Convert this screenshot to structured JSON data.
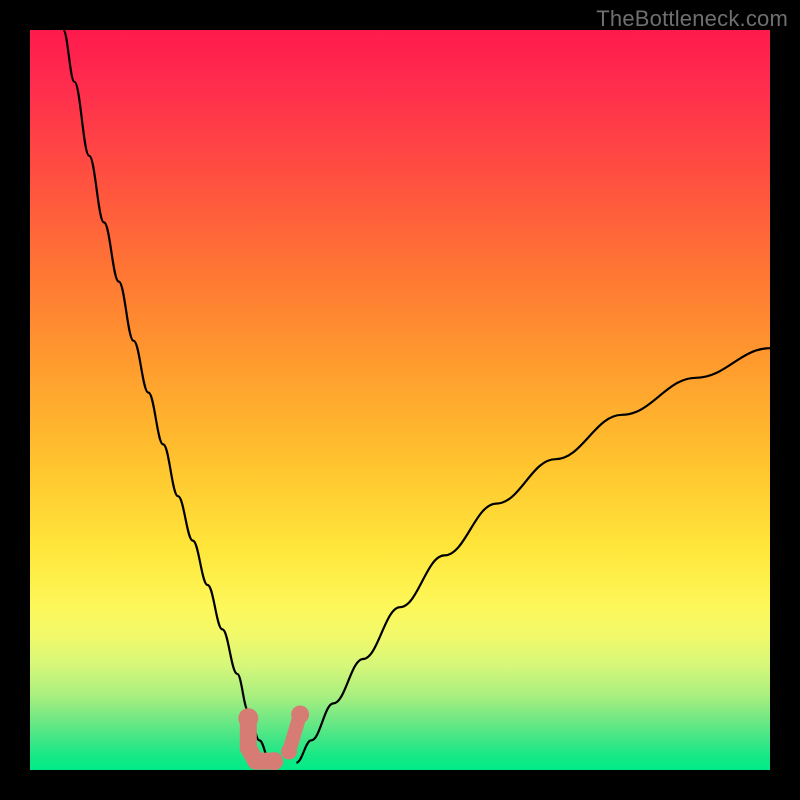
{
  "watermark": "TheBottleneck.com",
  "chart_data": {
    "type": "line",
    "title": "",
    "xlabel": "",
    "ylabel": "",
    "xlim": [
      0,
      100
    ],
    "ylim": [
      0,
      100
    ],
    "grid": false,
    "legend": false,
    "background_gradient": {
      "top": "#ff1a4d",
      "bottom": "#00ea87",
      "description": "vertical red-orange-yellow-green gradient"
    },
    "series": [
      {
        "name": "left-branch",
        "x": [
          4.5,
          6,
          8,
          10,
          12,
          14,
          16,
          18,
          20,
          22,
          24,
          26,
          28,
          29.5,
          31,
          32.5
        ],
        "y": [
          100,
          93,
          83,
          74,
          66,
          58,
          51,
          44,
          37,
          31,
          25,
          19,
          13,
          8,
          4,
          1
        ],
        "stroke": "#000000"
      },
      {
        "name": "right-branch",
        "x": [
          36,
          38,
          41,
          45,
          50,
          56,
          63,
          71,
          80,
          90,
          100
        ],
        "y": [
          1,
          4,
          9,
          15,
          22,
          29,
          36,
          42,
          48,
          53,
          57
        ],
        "stroke": "#000000"
      }
    ],
    "annotations": [
      {
        "kind": "marker-path",
        "description": "pink L-shaped marker cluster near curve minimum",
        "points_xy": [
          [
            29.5,
            7
          ],
          [
            29.5,
            3
          ],
          [
            30.5,
            1.2
          ],
          [
            33,
            1.2
          ],
          [
            35,
            2.5
          ],
          [
            36.5,
            7.5
          ]
        ],
        "color": "#d67c74"
      }
    ],
    "notes": "No axes, ticks, or labels visible. Black border (page background) frames a gradient plot area. Two black curve branches form a V with minimum near x≈34. A small cluster of pink rounded markers sits at/near the trough."
  }
}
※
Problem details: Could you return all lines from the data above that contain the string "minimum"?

Reply:
        "description": "pink L-shaped marker cluster near curve minimum",
    "notes": "No axes, ticks, or labels visible. Black border (page background) frames a gradient plot area. Two black curve branches form a V with minimum near x≈34. A small cluster of pink rounded markers sits at/near the trough."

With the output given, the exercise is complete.